The current property tax rate is $2.83 per $100 of assessed value.
“As it stands, the budget for 2019-20 has no tax increase unless we choose to raise and earmark money for our pitiful fund balance,” 7th District Commissioner Gary Carver said. “It’s something we need to think about and talk about.”
The last property tax increase occurred in 2017, when commissioners raised the rate 30 cents in order to balance the budget. Last August, the previous commission instituted a small tax decrease on their way out the door after many did not seek re-election or were defeated in the county’s general election.
“The biggest problem is that the 30 cents (increase in 2017) kept the machine going, it didn’t fix any problems,” Carver said.
Finance Committee chairman Forest Clevenger said its key for the county to plan for the future and have contingencies if problems arise with unexpected major capital expenses. The chairman has vocally said he is against raising property taxes in past meetings.

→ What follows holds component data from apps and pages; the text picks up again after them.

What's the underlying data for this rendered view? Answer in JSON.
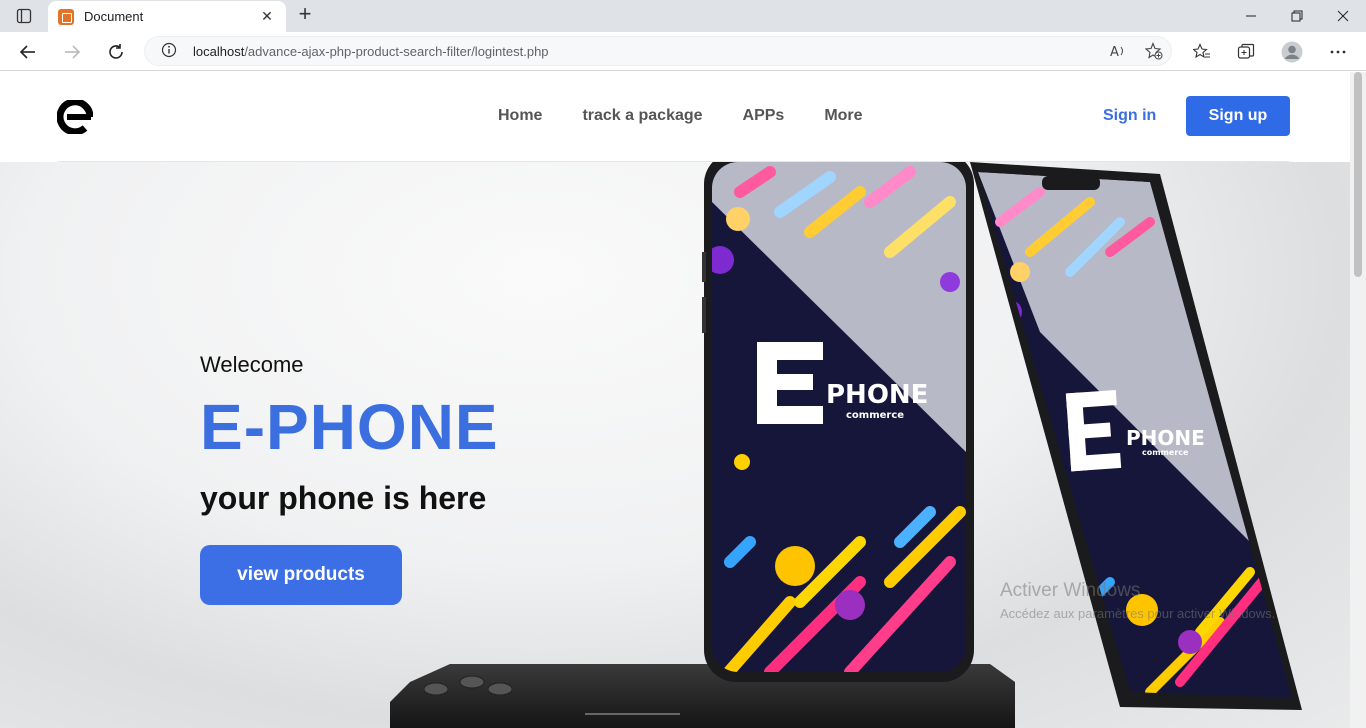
{
  "browser": {
    "tab_title": "Document",
    "url_host": "localhost",
    "url_path": "/advance-ajax-php-product-search-filter/logintest.php"
  },
  "header": {
    "nav": [
      "Home",
      "track a package",
      "APPs",
      "More"
    ],
    "signin": "Sign in",
    "signup": "Sign up"
  },
  "hero": {
    "welcome": "Welecome",
    "brand": "E-PHONE",
    "tagline": "your phone is here",
    "cta": "view products",
    "screen_logo_main": "PHONE",
    "screen_logo_sub": "commerce"
  },
  "watermark": {
    "line1": "Activer Windows",
    "line2": "Accédez aux paramètres pour activer Windows."
  },
  "colors": {
    "accent": "#3b6fe0",
    "button": "#2f6be7"
  }
}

“The reason we had to increase (taxes in 2017) was because they needed to balance the budget and fix the shortfall,” Clevenger said. “No one anticipated the tax assessment going down as drastically as it did and the money went to balance the budget.
“There’s no way in the world I will stand here and raise property taxes to keep the machine running. I don’t have a problem if the people taking my money were banking my money and anticipating something down the road that isn’t going to cost me more.”
Clevenger, who runs a business in Cocke County, equated the 2017 tax hike as to loaning money to pay operating costs.
“The rule of business is you never borrow money to keep the machine going,” he said. “If your business is at the point where you’re borrowing money to pay operating costs, you’re going to have to lock the door.
“If you’re borrowing for infrastructure improvements or investments that’s another story,” Clevenger said.
Both Clevenger and Carver lamented the number of capital purchases with landfill and highway department equipment, fire trucks and the lot that could be coming in the next few years.
“Everyone calls to cut budgets, but you can’t nickel and dime $1 million out of a budget,” Carver said. “At that point you’re cutting services and none of us want to do that, you’ve got to find new revenue.”
2nd District Commissioner Gayla Blazer, who does not sit on the committee but was there in place of Clay Blazer, said constituents she hears from want to see funds designated for specific purposes if taxes are increased.
“I know how the public will look at it,” she said. “I want them to know where it is going and why (taxes) are being raised and not just thrown into another department.
“If we raise taxes, it needs to go somewhere besides the general fund.”
Committee members tasked finance director Heather McGaha to draft three separate proposals indicated a seven, 12 or 17 cent tax increase.
They proposed that two cents of the increase would go to economic development, two more cents earmarked for the landfill and the remainder in all three options to be earmarked for capital projects.
Each tax penny brings in an approximate $55,000 in revenue for the county, according to McGaha.
The 17-cent hike would add around $935,000 to county coffers.
Carver said by placing most of the revenue in capital projects, there would be a process for the funds to be used, instead of just throwing it in the general fund.
“It lets us build the fund balance and gives us a process and allows us to vet a project,” Carver said.